--- START ---

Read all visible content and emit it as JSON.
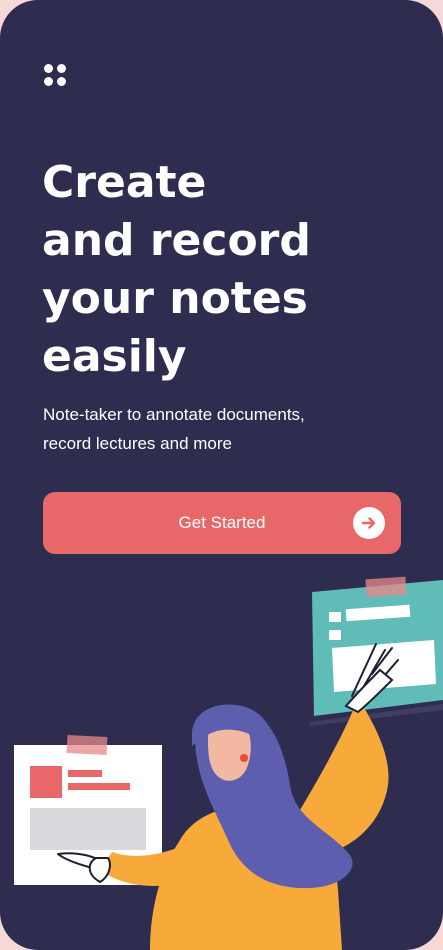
{
  "header": {
    "menu_icon": "grid-dots-icon"
  },
  "hero": {
    "title_lines": [
      "Create",
      "and record",
      "your notes",
      "easily"
    ],
    "subtitle_lines": [
      "Note-taker to annotate documents,",
      "record lectures and more"
    ]
  },
  "cta": {
    "label": "Get Started",
    "icon": "arrow-right-icon"
  },
  "illustration": {
    "name": "woman-with-notes-illustration"
  },
  "colors": {
    "background": "#2e2c4f",
    "accent": "#e8686a",
    "teal": "#5fbcb7",
    "yellow": "#f7a93a",
    "purple": "#5d5fae",
    "text": "#ffffff"
  }
}
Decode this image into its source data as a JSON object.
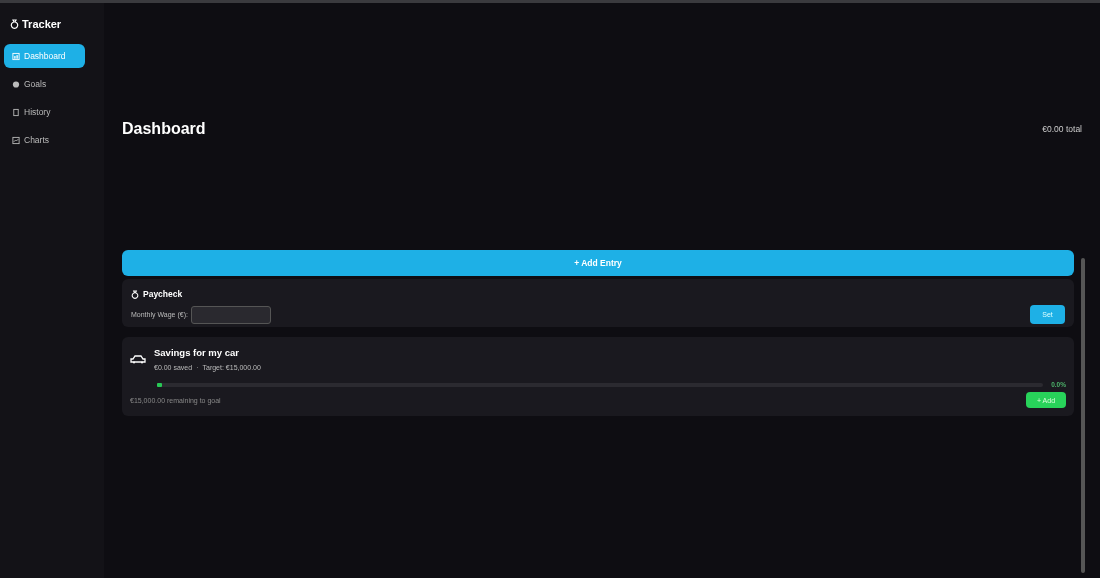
{
  "sidebar": {
    "title": "Tracker",
    "items": [
      {
        "label": "Dashboard",
        "selected": true
      },
      {
        "label": "Goals",
        "selected": false
      },
      {
        "label": "History",
        "selected": false
      },
      {
        "label": "Charts",
        "selected": false
      }
    ]
  },
  "header": {
    "title": "Dashboard",
    "total": "€0.00 total"
  },
  "add_entry_button": "+ Add Entry",
  "paycheck": {
    "title": "Paycheck",
    "wage_label": "Monthly Wage (€):",
    "set_button": "Set"
  },
  "goals": [
    {
      "title": "Savings for my car",
      "saved": "€0.00 saved",
      "separator": "·",
      "target": "Target: €15,000.00",
      "level": 0,
      "percent": "0.0%",
      "remaining": "€15,000.00 remaining to goal",
      "add_button": "+ Add"
    }
  ]
}
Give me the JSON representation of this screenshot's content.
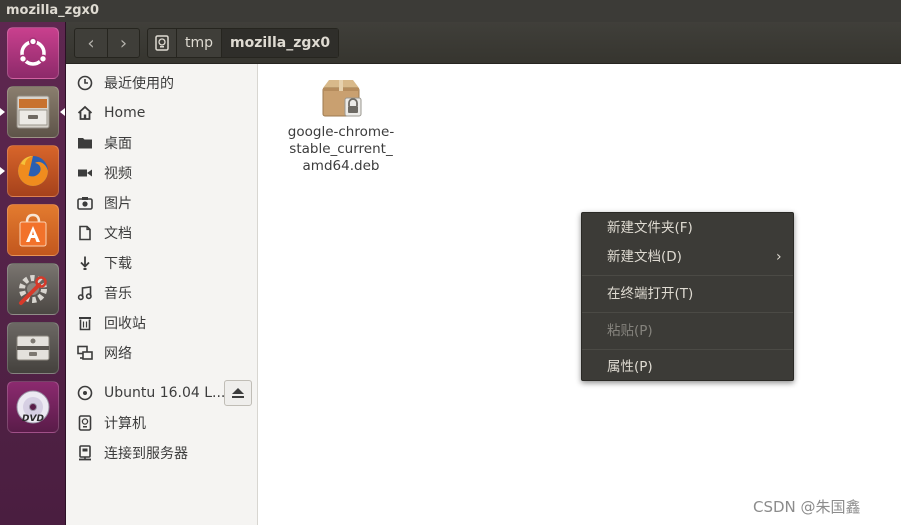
{
  "window": {
    "title": "mozilla_zgx0"
  },
  "launcher": {
    "items": [
      {
        "name": "dash-home",
        "icon": "ubuntu-logo-icon"
      },
      {
        "name": "files",
        "icon": "file-cabinet-icon",
        "active": true
      },
      {
        "name": "firefox",
        "icon": "firefox-icon"
      },
      {
        "name": "software-center",
        "icon": "shopping-bag-icon"
      },
      {
        "name": "system-settings",
        "icon": "gear-wrench-icon"
      },
      {
        "name": "removable-drive",
        "icon": "drive-icon"
      },
      {
        "name": "dvd",
        "icon": "dvd-icon",
        "label": "DVD"
      }
    ]
  },
  "header": {
    "back": "‹",
    "forward": "›",
    "path": [
      {
        "label": "tmp"
      },
      {
        "label": "mozilla_zgx0"
      }
    ]
  },
  "sidebar": {
    "items": [
      {
        "label": "最近使用的",
        "icon": "clock-icon"
      },
      {
        "label": "Home",
        "icon": "home-icon"
      },
      {
        "label": "桌面",
        "icon": "folder-icon"
      },
      {
        "label": "视频",
        "icon": "video-icon"
      },
      {
        "label": "图片",
        "icon": "camera-icon"
      },
      {
        "label": "文档",
        "icon": "document-icon"
      },
      {
        "label": "下载",
        "icon": "download-icon"
      },
      {
        "label": "音乐",
        "icon": "music-icon"
      },
      {
        "label": "回收站",
        "icon": "trash-icon"
      },
      {
        "label": "网络",
        "icon": "network-icon"
      }
    ],
    "devices": [
      {
        "label": "Ubuntu 16.04 L...",
        "icon": "disc-icon",
        "eject_icon": "eject-icon"
      },
      {
        "label": "计算机",
        "icon": "computer-icon"
      },
      {
        "label": "连接到服务器",
        "icon": "server-icon"
      }
    ]
  },
  "content": {
    "files": [
      {
        "name": "google-chrome-stable_current_amd64.deb",
        "name_lines": [
          "google-chrome-",
          "stable_current_",
          "amd64.deb"
        ],
        "icon": "package-locked-icon"
      }
    ]
  },
  "context_menu": {
    "items": [
      {
        "label": "新建文件夹(F)"
      },
      {
        "label": "新建文档(D)",
        "submenu_arrow": "›"
      },
      {
        "label": "在终端打开(T)"
      },
      {
        "label": "粘贴(P)",
        "disabled": true
      },
      {
        "label": "属性(P)"
      }
    ]
  },
  "watermark": "CSDN @朱国鑫",
  "colors": {
    "titlebar": "#3c3b37",
    "launcher": "#5e2750",
    "sidebar": "#f5f4f2",
    "menu": "#3c3b37",
    "menu_text": "#dfdbd2"
  }
}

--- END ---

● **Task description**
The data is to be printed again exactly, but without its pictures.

● **Solution to this problem**
Read all visible content and emit it as JSON.
{
  "header": {
    "menu_icon": "grid-dots-icon"
  },
  "hero": {
    "title_lines": [
      "Create",
      "and record",
      "your notes",
      "easily"
    ],
    "subtitle_lines": [
      "Note-taker to annotate documents,",
      "record lectures and more"
    ]
  },
  "cta": {
    "label": "Get Started",
    "icon": "arrow-right-icon"
  },
  "illustration": {
    "name": "woman-with-notes-illustration"
  },
  "colors": {
    "background": "#2e2c4f",
    "accent": "#e8686a",
    "teal": "#5fbcb7",
    "yellow": "#f7a93a",
    "purple": "#5d5fae",
    "text": "#ffffff"
  }
}
Decode this image into its source data as a JSON object.
{
  "sidebar": {
    "title": "Tracker",
    "items": [
      {
        "label": "Dashboard",
        "selected": true
      },
      {
        "label": "Goals",
        "selected": false
      },
      {
        "label": "History",
        "selected": false
      },
      {
        "label": "Charts",
        "selected": false
      }
    ]
  },
  "header": {
    "title": "Dashboard",
    "total": "€0.00 total"
  },
  "add_entry_button": "+ Add Entry",
  "paycheck": {
    "title": "Paycheck",
    "wage_label": "Monthly Wage (€):",
    "set_button": "Set"
  },
  "goals": [
    {
      "title": "Savings for my car",
      "saved": "€0.00 saved",
      "separator": "·",
      "target": "Target: €15,000.00",
      "level": 0,
      "percent": "0.0%",
      "remaining": "€15,000.00 remaining to goal",
      "add_button": "+ Add"
    }
  ]
}
Give me the JSON representation of this screenshot's content.
{
  "window": {
    "title": "mozilla_zgx0"
  },
  "launcher": {
    "items": [
      {
        "name": "dash-home",
        "icon": "ubuntu-logo-icon"
      },
      {
        "name": "files",
        "icon": "file-cabinet-icon",
        "active": true
      },
      {
        "name": "firefox",
        "icon": "firefox-icon"
      },
      {
        "name": "software-center",
        "icon": "shopping-bag-icon"
      },
      {
        "name": "system-settings",
        "icon": "gear-wrench-icon"
      },
      {
        "name": "removable-drive",
        "icon": "drive-icon"
      },
      {
        "name": "dvd",
        "icon": "dvd-icon",
        "label": "DVD"
      }
    ]
  },
  "header": {
    "back": "‹",
    "forward": "›",
    "path": [
      {
        "label": "tmp"
      },
      {
        "label": "mozilla_zgx0"
      }
    ]
  },
  "sidebar": {
    "items": [
      {
        "label": "最近使用的",
        "icon": "clock-icon"
      },
      {
        "label": "Home",
        "icon": "home-icon"
      },
      {
        "label": "桌面",
        "icon": "folder-icon"
      },
      {
        "label": "视频",
        "icon": "video-icon"
      },
      {
        "label": "图片",
        "icon": "camera-icon"
      },
      {
        "label": "文档",
        "icon": "document-icon"
      },
      {
        "label": "下载",
        "icon": "download-icon"
      },
      {
        "label": "音乐",
        "icon": "music-icon"
      },
      {
        "label": "回收站",
        "icon": "trash-icon"
      },
      {
        "label": "网络",
        "icon": "network-icon"
      }
    ],
    "devices": [
      {
        "label": "Ubuntu 16.04 L...",
        "icon": "disc-icon",
        "eject_icon": "eject-icon"
      },
      {
        "label": "计算机",
        "icon": "computer-icon"
      },
      {
        "label": "连接到服务器",
        "icon": "server-icon"
      }
    ]
  },
  "content": {
    "files": [
      {
        "name": "google-chrome-stable_current_amd64.deb",
        "name_lines": [
          "google-chrome-",
          "stable_current_",
          "amd64.deb"
        ],
        "icon": "package-locked-icon"
      }
    ]
  },
  "context_menu": {
    "items": [
      {
        "label": "新建文件夹(F)"
      },
      {
        "label": "新建文档(D)",
        "submenu_arrow": "›"
      },
      {
        "label": "在终端打开(T)"
      },
      {
        "label": "粘贴(P)",
        "disabled": true
      },
      {
        "label": "属性(P)"
      }
    ]
  },
  "watermark": "CSDN @朱国鑫",
  "colors": {
    "titlebar": "#3c3b37",
    "launcher": "#5e2750",
    "sidebar": "#f5f4f2",
    "menu": "#3c3b37",
    "menu_text": "#dfdbd2"
  }
}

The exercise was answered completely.